▶ _AVAILABLE DATA_
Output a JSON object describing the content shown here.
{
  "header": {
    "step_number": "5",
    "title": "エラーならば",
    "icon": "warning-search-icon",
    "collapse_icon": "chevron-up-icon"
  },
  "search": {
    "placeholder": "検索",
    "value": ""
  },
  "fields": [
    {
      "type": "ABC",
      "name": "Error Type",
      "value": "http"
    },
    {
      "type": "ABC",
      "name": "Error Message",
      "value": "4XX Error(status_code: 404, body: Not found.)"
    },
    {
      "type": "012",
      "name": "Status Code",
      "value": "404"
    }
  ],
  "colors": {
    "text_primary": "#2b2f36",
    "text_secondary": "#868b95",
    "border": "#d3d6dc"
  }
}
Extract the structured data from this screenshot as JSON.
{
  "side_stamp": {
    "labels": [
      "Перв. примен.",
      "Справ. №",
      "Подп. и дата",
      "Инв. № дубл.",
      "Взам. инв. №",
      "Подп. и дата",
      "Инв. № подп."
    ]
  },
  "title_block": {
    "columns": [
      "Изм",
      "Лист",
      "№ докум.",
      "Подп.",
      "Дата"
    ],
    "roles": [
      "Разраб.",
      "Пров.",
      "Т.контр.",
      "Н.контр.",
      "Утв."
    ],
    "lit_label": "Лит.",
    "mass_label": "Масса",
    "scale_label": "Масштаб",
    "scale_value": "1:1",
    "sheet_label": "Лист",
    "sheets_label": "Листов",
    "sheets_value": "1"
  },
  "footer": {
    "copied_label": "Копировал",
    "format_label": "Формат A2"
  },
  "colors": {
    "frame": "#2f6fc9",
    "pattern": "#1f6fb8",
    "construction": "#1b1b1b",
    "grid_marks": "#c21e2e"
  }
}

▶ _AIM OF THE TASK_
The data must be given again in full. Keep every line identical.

▶ _RESULT FOR THIS TASK_
Output a JSON object describing the content shown here.
{
  "header": {
    "step_number": "5",
    "title": "エラーならば",
    "icon": "warning-search-icon",
    "collapse_icon": "chevron-up-icon"
  },
  "search": {
    "placeholder": "検索",
    "value": ""
  },
  "fields": [
    {
      "type": "ABC",
      "name": "Error Type",
      "value": "http"
    },
    {
      "type": "ABC",
      "name": "Error Message",
      "value": "4XX Error(status_code: 404, body: Not found.)"
    },
    {
      "type": "012",
      "name": "Status Code",
      "value": "404"
    }
  ],
  "colors": {
    "text_primary": "#2b2f36",
    "text_secondary": "#868b95",
    "border": "#d3d6dc"
  }
}
Extract the structured data from this screenshot as JSON.
{
  "side_stamp": {
    "labels": [
      "Перв. примен.",
      "Справ. №",
      "Подп. и дата",
      "Инв. № дубл.",
      "Взам. инв. №",
      "Подп. и дата",
      "Инв. № подп."
    ]
  },
  "title_block": {
    "columns": [
      "Изм",
      "Лист",
      "№ докум.",
      "Подп.",
      "Дата"
    ],
    "roles": [
      "Разраб.",
      "Пров.",
      "Т.контр.",
      "Н.контр.",
      "Утв."
    ],
    "lit_label": "Лит.",
    "mass_label": "Масса",
    "scale_label": "Масштаб",
    "scale_value": "1:1",
    "sheet_label": "Лист",
    "sheets_label": "Листов",
    "sheets_value": "1"
  },
  "footer": {
    "copied_label": "Копировал",
    "format_label": "Формат A2"
  },
  "colors": {
    "frame": "#2f6fc9",
    "pattern": "#1f6fb8",
    "construction": "#1b1b1b",
    "grid_marks": "#c21e2e"
  }
}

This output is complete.